Australian lawyer Julian McMahon
Australian lawyer Julian McMahon speaks to journalists after visiting the two Australian death row prisoners Andrew Chan and Myuran Sukumaran in Kerobokan Prison, Denpasar, on the Indonesian island of Bali February 13, 2015Reuters

In the wake of two Australian citizens awaiting the news of their execution for being part of the "Bali Nine" group, Australian embassy officials in Indonesia's capital city of Jakarta have been called to meet with the country's Ministry of Foreign Affairs on Monday.

The group of nine Australian citizens, who were apprehended in April 2005 for trying to smuggle a massive amount of heroin from Indonesia to Australia, are commonly addressed as "Bali Nine".

Even as Australia mounts pressure on the Muslim-dominated country not to execute Andrew Chan and Myuran Sukumaran, it is not clear whether Indonesia will show mercy to the duo.

The news of the meeting came after Australia's Prime Minister Tony Abbott repeated his clemency request for the two men, stepping up calls for Indonesia to show some mercy to Chan and Sukumaran.

A spokeswoman for the Foreign Affairs Minister Julie Bishop, confirming the meeting, said that few other diplomatic missions were also invited, reports ABC News.

Indonesia was making preparations for the executions of Chan and Sukumaran on Thursday before Abbott put forth his clemency request – an instance that is likely to have halted the execution temporarily.

Abbott said he expects the Indonesian government to respond to his request in the same way it would expect other countries to respond to it when faced with a similar predicament.

"My plea, even at this late stage, is for Indonesia to be as responsive to us as it expects other countries to be to them when they plead for the lives of their citizens on death row overseas," he said, adding that Australia would be "angry" if the execution takes place, especially taking into consideration the aid money that Australia gave to Indonesia following the Boxing Day tsunami in 2004.

It is not known if the date of the executions will be set at Monday's meeting.
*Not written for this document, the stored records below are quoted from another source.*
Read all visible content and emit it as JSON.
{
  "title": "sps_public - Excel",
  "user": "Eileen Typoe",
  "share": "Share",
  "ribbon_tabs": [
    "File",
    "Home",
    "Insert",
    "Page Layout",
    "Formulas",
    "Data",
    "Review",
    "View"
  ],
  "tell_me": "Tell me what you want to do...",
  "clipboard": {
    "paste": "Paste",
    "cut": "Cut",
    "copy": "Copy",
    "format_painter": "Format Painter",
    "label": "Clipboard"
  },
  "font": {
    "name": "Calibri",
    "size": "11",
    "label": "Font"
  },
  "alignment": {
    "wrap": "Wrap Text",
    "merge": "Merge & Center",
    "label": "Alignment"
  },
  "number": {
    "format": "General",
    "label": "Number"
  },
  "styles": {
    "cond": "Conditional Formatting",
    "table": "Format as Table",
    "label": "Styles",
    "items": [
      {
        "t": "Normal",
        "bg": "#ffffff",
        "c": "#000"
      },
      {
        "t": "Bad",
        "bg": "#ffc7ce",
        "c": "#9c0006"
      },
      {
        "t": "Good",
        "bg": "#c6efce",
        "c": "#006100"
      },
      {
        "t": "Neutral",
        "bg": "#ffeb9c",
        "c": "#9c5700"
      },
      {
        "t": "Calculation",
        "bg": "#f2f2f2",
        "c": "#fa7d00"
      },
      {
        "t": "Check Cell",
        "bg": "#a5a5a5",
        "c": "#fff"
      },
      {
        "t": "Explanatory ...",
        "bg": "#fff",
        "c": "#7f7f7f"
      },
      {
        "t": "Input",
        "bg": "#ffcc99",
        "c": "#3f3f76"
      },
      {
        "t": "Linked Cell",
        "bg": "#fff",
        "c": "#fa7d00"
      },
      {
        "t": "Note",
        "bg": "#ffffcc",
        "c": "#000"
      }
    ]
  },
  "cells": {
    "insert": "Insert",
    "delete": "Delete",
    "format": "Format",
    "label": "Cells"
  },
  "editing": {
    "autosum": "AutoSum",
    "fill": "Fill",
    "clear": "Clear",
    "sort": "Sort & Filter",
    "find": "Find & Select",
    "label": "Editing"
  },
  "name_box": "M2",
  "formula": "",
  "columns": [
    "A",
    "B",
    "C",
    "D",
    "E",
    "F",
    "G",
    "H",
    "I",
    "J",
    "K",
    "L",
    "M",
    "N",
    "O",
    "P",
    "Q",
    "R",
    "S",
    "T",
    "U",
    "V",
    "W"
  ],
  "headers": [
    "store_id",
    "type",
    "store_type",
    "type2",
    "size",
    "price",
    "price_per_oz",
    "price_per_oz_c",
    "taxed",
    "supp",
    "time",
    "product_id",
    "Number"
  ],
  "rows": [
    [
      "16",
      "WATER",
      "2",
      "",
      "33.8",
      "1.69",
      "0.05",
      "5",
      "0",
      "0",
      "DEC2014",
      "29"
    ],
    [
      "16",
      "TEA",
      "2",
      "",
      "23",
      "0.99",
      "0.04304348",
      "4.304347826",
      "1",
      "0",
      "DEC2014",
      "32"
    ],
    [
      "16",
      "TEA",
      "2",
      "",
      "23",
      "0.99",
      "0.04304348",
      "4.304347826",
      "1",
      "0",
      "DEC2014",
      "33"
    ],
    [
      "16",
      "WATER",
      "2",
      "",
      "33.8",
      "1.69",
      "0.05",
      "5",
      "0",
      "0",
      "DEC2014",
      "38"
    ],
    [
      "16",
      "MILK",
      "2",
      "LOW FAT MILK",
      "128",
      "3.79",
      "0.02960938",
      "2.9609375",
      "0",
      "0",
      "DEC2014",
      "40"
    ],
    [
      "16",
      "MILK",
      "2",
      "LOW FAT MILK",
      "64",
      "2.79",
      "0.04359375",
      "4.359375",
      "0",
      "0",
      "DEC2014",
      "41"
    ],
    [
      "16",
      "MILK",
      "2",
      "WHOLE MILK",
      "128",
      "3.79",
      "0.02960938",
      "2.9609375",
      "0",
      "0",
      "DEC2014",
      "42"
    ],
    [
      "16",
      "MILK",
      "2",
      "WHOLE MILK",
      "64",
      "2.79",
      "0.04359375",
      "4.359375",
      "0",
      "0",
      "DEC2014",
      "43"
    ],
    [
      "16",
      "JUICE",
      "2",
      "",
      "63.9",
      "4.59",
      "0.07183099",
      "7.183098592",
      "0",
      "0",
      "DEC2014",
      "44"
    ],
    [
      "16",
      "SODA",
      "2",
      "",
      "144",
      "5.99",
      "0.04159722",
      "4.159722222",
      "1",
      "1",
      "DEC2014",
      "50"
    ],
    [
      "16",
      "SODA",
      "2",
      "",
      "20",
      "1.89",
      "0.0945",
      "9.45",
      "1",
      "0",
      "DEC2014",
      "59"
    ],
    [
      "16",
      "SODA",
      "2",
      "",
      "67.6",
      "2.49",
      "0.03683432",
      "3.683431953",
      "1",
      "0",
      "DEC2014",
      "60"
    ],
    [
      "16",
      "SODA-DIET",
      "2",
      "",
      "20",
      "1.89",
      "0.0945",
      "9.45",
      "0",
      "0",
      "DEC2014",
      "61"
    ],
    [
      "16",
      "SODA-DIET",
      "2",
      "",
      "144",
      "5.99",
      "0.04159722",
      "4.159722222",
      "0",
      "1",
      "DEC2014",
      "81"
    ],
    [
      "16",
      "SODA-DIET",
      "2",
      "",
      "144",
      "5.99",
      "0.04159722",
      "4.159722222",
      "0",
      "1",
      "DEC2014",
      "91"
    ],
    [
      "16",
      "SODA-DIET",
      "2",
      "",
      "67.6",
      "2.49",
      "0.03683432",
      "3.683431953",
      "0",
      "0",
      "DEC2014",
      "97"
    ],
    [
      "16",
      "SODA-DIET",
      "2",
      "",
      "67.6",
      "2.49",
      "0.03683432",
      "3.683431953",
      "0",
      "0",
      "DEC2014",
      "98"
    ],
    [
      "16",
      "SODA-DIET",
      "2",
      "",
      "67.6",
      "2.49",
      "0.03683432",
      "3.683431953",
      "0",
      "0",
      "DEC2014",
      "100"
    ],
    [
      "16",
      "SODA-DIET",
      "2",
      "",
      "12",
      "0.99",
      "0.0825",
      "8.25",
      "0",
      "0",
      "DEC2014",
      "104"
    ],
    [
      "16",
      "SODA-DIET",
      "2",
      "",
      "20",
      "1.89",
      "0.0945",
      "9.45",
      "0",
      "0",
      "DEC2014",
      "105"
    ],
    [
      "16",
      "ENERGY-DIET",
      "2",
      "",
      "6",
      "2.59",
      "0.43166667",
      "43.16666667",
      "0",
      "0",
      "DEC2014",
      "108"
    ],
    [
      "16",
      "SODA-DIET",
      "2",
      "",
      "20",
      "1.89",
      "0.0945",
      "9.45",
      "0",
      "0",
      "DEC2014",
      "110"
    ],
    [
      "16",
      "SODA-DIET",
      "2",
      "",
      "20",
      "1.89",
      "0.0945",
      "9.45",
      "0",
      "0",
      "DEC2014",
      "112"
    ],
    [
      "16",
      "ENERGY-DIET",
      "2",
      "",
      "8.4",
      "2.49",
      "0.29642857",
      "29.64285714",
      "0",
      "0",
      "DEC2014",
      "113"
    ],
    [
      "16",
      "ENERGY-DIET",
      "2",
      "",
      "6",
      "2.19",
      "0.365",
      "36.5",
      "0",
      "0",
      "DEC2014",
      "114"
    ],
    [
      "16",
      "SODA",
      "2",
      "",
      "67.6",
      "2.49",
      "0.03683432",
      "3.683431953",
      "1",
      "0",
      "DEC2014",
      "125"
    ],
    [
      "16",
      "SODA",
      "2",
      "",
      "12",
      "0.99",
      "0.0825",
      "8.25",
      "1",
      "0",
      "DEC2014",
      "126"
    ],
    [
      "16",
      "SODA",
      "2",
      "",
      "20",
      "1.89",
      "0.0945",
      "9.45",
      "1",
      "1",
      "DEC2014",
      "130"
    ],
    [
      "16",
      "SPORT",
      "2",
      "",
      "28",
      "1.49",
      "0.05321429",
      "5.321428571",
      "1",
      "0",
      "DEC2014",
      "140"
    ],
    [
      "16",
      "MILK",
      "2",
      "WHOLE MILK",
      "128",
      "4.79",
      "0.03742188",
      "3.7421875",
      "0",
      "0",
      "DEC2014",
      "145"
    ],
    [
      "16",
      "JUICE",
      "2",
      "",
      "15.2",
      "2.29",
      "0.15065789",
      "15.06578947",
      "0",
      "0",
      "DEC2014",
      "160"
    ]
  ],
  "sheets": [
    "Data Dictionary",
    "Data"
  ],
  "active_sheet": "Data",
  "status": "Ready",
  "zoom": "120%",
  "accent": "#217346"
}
When five drug felons from foreign countries were executed in Indonesia on 18 January, the respective embassies were notified a day before the announcement was made in public.

The Indonesian government has promised that a 72-hour notice will be given to those facing execution.